__Problem requirements__. Could you restate all of the records exactly, leaving out the pictures?

__Provided records__.
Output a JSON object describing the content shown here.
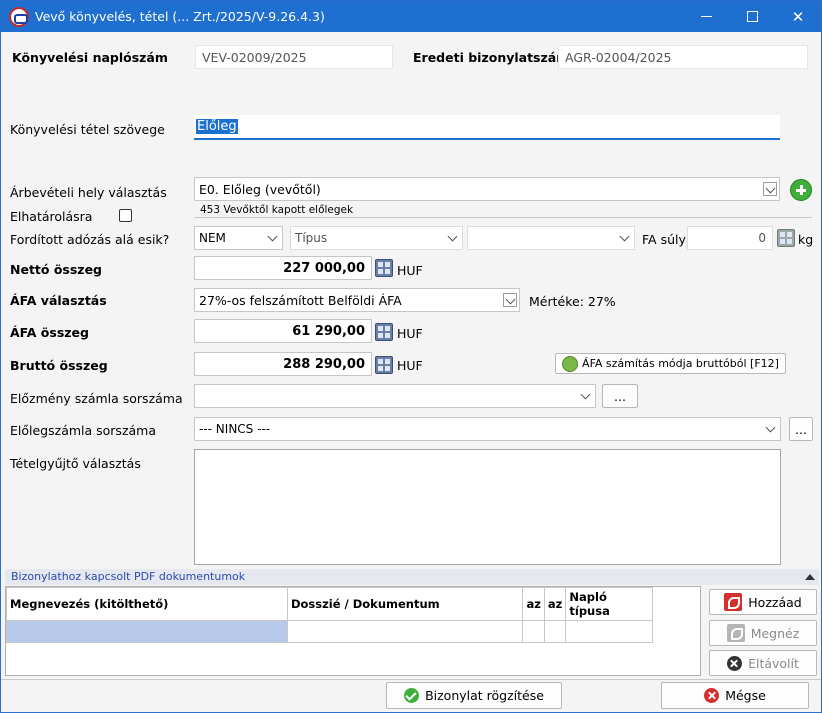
{
  "window": {
    "title": "Vevő könyvelés, tétel (... Zrt./2025/V-9.26.4.3)"
  },
  "header": {
    "journal_label": "Könyvelési naplószám",
    "journal_value": "VEV-02009/2025",
    "orig_doc_label": "Eredeti bizonylatszám",
    "orig_doc_value": "AGR-02004/2025"
  },
  "form": {
    "item_text_label": "Könyvelési tétel szövege",
    "item_text_value": "Előleg",
    "revenue_place_label": "Árbevételi hely választás",
    "revenue_place_value": "E0. Előleg (vevőtől)",
    "revenue_place_sub": "453 Vevőktől kapott előlegek",
    "accrual_label": "Elhatárolásra",
    "reverse_label": "Fordított adózás alá esik?",
    "reverse_value": "NEM",
    "type_placeholder": "Típus",
    "fa_label": "FA súly",
    "fa_value": "0",
    "fa_unit": "kg",
    "net_label": "Nettó összeg",
    "net_value": "227 000,00",
    "currency": "HUF",
    "vat_choice_label": "ÁFA választás",
    "vat_choice_value": "27%-os felszámított Belföldi ÁFA",
    "vat_rate_text": "Mértéke: 27%",
    "vat_amount_label": "ÁFA összeg",
    "vat_amount_value": "61 290,00",
    "gross_label": "Bruttó összeg",
    "gross_value": "288 290,00",
    "vat_calc_button": "ÁFA számítás módja bruttóból [F12]",
    "prev_invoice_label": "Előzmény számla sorszáma",
    "prev_invoice_value": "",
    "advance_invoice_label": "Előlegszámla sorszáma",
    "advance_invoice_value": "--- NINCS ---",
    "collector_label": "Tételgyűjtő választás",
    "ellipsis": "..."
  },
  "pdf_panel": {
    "title": "Bizonylathoz kapcsolt PDF dokumentumok",
    "columns": [
      "Megnevezés (kitölthető)",
      "Dosszié / Dokumentum",
      "az",
      "az",
      "Napló típusa"
    ],
    "add_button": "Hozzáad",
    "view_button": "Megnéz",
    "remove_button": "Eltávolít"
  },
  "footer": {
    "save_button": "Bizonylat rögzítése",
    "cancel_button": "Mégse"
  },
  "colors": {
    "titlebar": "#1e6fd0",
    "selection_row": "#b7c9e8",
    "panel_header_text": "#2b49b0"
  }
}
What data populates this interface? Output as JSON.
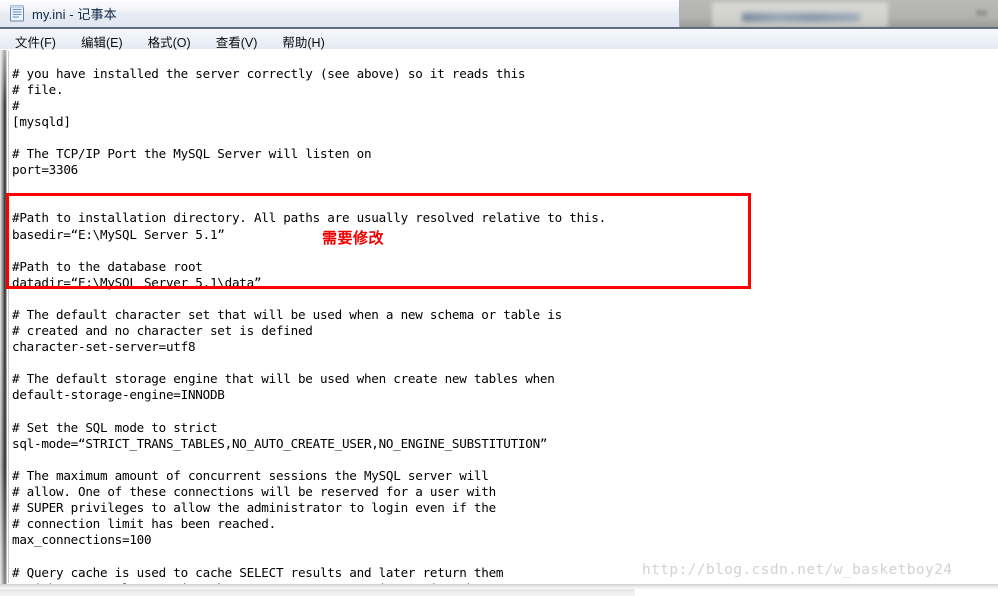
{
  "window": {
    "title": "my.ini - 记事本",
    "icon": "notepad-icon"
  },
  "menubar": {
    "items": [
      {
        "label": "文件(F)",
        "name": "menu-file"
      },
      {
        "label": "编辑(E)",
        "name": "menu-edit"
      },
      {
        "label": "格式(O)",
        "name": "menu-format"
      },
      {
        "label": "查看(V)",
        "name": "menu-view"
      },
      {
        "label": "帮助(H)",
        "name": "menu-help"
      }
    ]
  },
  "editor": {
    "content_before_box": "# you have installed the server correctly (see above) so it reads this\n# file.\n#\n[mysqld]\n\n# The TCP/IP Port the MySQL Server will listen on\nport=3306\n",
    "content": "# you have installed the server correctly (see above) so it reads this\n# file.\n#\n[mysqld]\n\n# The TCP/IP Port the MySQL Server will listen on\nport=3306\n\n\n#Path to installation directory. All paths are usually resolved relative to this.\nbasedir=“E:\\MySQL Server 5.1”\n\n#Path to the database root\ndatadir=“E:\\MySQL Server 5.1\\data”\n\n# The default character set that will be used when a new schema or table is\n# created and no character set is defined\ncharacter-set-server=utf8\n\n# The default storage engine that will be used when create new tables when\ndefault-storage-engine=INNODB\n\n# Set the SQL mode to strict\nsql-mode=“STRICT_TRANS_TABLES,NO_AUTO_CREATE_USER,NO_ENGINE_SUBSTITUTION”\n\n# The maximum amount of concurrent sessions the MySQL server will\n# allow. One of these connections will be reserved for a user with\n# SUPER privileges to allow the administrator to login even if the\n# connection limit has been reached.\nmax_connections=100\n\n# Query cache is used to cache SELECT results and later return them\n# without actual executing the same query once again. Having the query",
    "lines": [
      "# you have installed the server correctly (see above) so it reads this",
      "# file.",
      "#",
      "[mysqld]",
      "",
      "# The TCP/IP Port the MySQL Server will listen on",
      "port=3306",
      "",
      "",
      "#Path to installation directory. All paths are usually resolved relative to this.",
      "basedir=“E:\\MySQL Server 5.1”",
      "",
      "#Path to the database root",
      "datadir=“E:\\MySQL Server 5.1\\data”",
      "",
      "# The default character set that will be used when a new schema or table is",
      "# created and no character set is defined",
      "character-set-server=utf8",
      "",
      "# The default storage engine that will be used when create new tables when",
      "default-storage-engine=INNODB",
      "",
      "# Set the SQL mode to strict",
      "sql-mode=“STRICT_TRANS_TABLES,NO_AUTO_CREATE_USER,NO_ENGINE_SUBSTITUTION”",
      "",
      "# The maximum amount of concurrent sessions the MySQL server will",
      "# allow. One of these connections will be reserved for a user with",
      "# SUPER privileges to allow the administrator to login even if the",
      "# connection limit has been reached.",
      "max_connections=100",
      "",
      "# Query cache is used to cache SELECT results and later return them",
      "# without actual executing the same query once again. Having the query"
    ]
  },
  "annotation": {
    "red_note": "需要修改",
    "red_color": "#fe0000",
    "boxed_lines": [
      "#Path to installation directory. All paths are usually resolved relative to this.",
      "basedir=“E:\\MySQL Server 5.1”",
      "#Path to the database root",
      "datadir=“E:\\MySQL Server 5.1\\data”"
    ]
  },
  "watermark": {
    "text": "http://blog.csdn.net/w_basketboy24"
  }
}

__Answer section__.
Output a JSON object describing the content shown here.
{
  "window": {
    "title": "Vevő könyvelés, tétel (... Zrt./2025/V-9.26.4.3)"
  },
  "header": {
    "journal_label": "Könyvelési naplószám",
    "journal_value": "VEV-02009/2025",
    "orig_doc_label": "Eredeti bizonylatszám",
    "orig_doc_value": "AGR-02004/2025"
  },
  "form": {
    "item_text_label": "Könyvelési tétel szövege",
    "item_text_value": "Előleg",
    "revenue_place_label": "Árbevételi hely választás",
    "revenue_place_value": "E0. Előleg (vevőtől)",
    "revenue_place_sub": "453 Vevőktől kapott előlegek",
    "accrual_label": "Elhatárolásra",
    "reverse_label": "Fordított adózás alá esik?",
    "reverse_value": "NEM",
    "type_placeholder": "Típus",
    "fa_label": "FA súly",
    "fa_value": "0",
    "fa_unit": "kg",
    "net_label": "Nettó összeg",
    "net_value": "227 000,00",
    "currency": "HUF",
    "vat_choice_label": "ÁFA választás",
    "vat_choice_value": "27%-os felszámított Belföldi ÁFA",
    "vat_rate_text": "Mértéke: 27%",
    "vat_amount_label": "ÁFA összeg",
    "vat_amount_value": "61 290,00",
    "gross_label": "Bruttó összeg",
    "gross_value": "288 290,00",
    "vat_calc_button": "ÁFA számítás módja bruttóból [F12]",
    "prev_invoice_label": "Előzmény számla sorszáma",
    "prev_invoice_value": "",
    "advance_invoice_label": "Előlegszámla sorszáma",
    "advance_invoice_value": "--- NINCS ---",
    "collector_label": "Tételgyűjtő választás",
    "ellipsis": "..."
  },
  "pdf_panel": {
    "title": "Bizonylathoz kapcsolt PDF dokumentumok",
    "columns": [
      "Megnevezés (kitölthető)",
      "Dosszié / Dokumentum",
      "az",
      "az",
      "Napló típusa"
    ],
    "add_button": "Hozzáad",
    "view_button": "Megnéz",
    "remove_button": "Eltávolít"
  },
  "footer": {
    "save_button": "Bizonylat rögzítése",
    "cancel_button": "Mégse"
  },
  "colors": {
    "titlebar": "#1e6fd0",
    "selection_row": "#b7c9e8",
    "panel_header_text": "#2b49b0"
  }
}
What data populates this interface? Output as JSON.
{
  "window": {
    "title": "my.ini - 记事本",
    "icon": "notepad-icon"
  },
  "menubar": {
    "items": [
      {
        "label": "文件(F)",
        "name": "menu-file"
      },
      {
        "label": "编辑(E)",
        "name": "menu-edit"
      },
      {
        "label": "格式(O)",
        "name": "menu-format"
      },
      {
        "label": "查看(V)",
        "name": "menu-view"
      },
      {
        "label": "帮助(H)",
        "name": "menu-help"
      }
    ]
  },
  "editor": {
    "content_before_box": "# you have installed the server correctly (see above) so it reads this\n# file.\n#\n[mysqld]\n\n# The TCP/IP Port the MySQL Server will listen on\nport=3306\n",
    "content": "# you have installed the server correctly (see above) so it reads this\n# file.\n#\n[mysqld]\n\n# The TCP/IP Port the MySQL Server will listen on\nport=3306\n\n\n#Path to installation directory. All paths are usually resolved relative to this.\nbasedir=“E:\\MySQL Server 5.1”\n\n#Path to the database root\ndatadir=“E:\\MySQL Server 5.1\\data”\n\n# The default character set that will be used when a new schema or table is\n# created and no character set is defined\ncharacter-set-server=utf8\n\n# The default storage engine that will be used when create new tables when\ndefault-storage-engine=INNODB\n\n# Set the SQL mode to strict\nsql-mode=“STRICT_TRANS_TABLES,NO_AUTO_CREATE_USER,NO_ENGINE_SUBSTITUTION”\n\n# The maximum amount of concurrent sessions the MySQL server will\n# allow. One of these connections will be reserved for a user with\n# SUPER privileges to allow the administrator to login even if the\n# connection limit has been reached.\nmax_connections=100\n\n# Query cache is used to cache SELECT results and later return them\n# without actual executing the same query once again. Having the query",
    "lines": [
      "# you have installed the server correctly (see above) so it reads this",
      "# file.",
      "#",
      "[mysqld]",
      "",
      "# The TCP/IP Port the MySQL Server will listen on",
      "port=3306",
      "",
      "",
      "#Path to installation directory. All paths are usually resolved relative to this.",
      "basedir=“E:\\MySQL Server 5.1”",
      "",
      "#Path to the database root",
      "datadir=“E:\\MySQL Server 5.1\\data”",
      "",
      "# The default character set that will be used when a new schema or table is",
      "# created and no character set is defined",
      "character-set-server=utf8",
      "",
      "# The default storage engine that will be used when create new tables when",
      "default-storage-engine=INNODB",
      "",
      "# Set the SQL mode to strict",
      "sql-mode=“STRICT_TRANS_TABLES,NO_AUTO_CREATE_USER,NO_ENGINE_SUBSTITUTION”",
      "",
      "# The maximum amount of concurrent sessions the MySQL server will",
      "# allow. One of these connections will be reserved for a user with",
      "# SUPER privileges to allow the administrator to login even if the",
      "# connection limit has been reached.",
      "max_connections=100",
      "",
      "# Query cache is used to cache SELECT results and later return them",
      "# without actual executing the same query once again. Having the query"
    ]
  },
  "annotation": {
    "red_note": "需要修改",
    "red_color": "#fe0000",
    "boxed_lines": [
      "#Path to installation directory. All paths are usually resolved relative to this.",
      "basedir=“E:\\MySQL Server 5.1”",
      "#Path to the database root",
      "datadir=“E:\\MySQL Server 5.1\\data”"
    ]
  },
  "watermark": {
    "text": "http://blog.csdn.net/w_basketboy24"
  }
}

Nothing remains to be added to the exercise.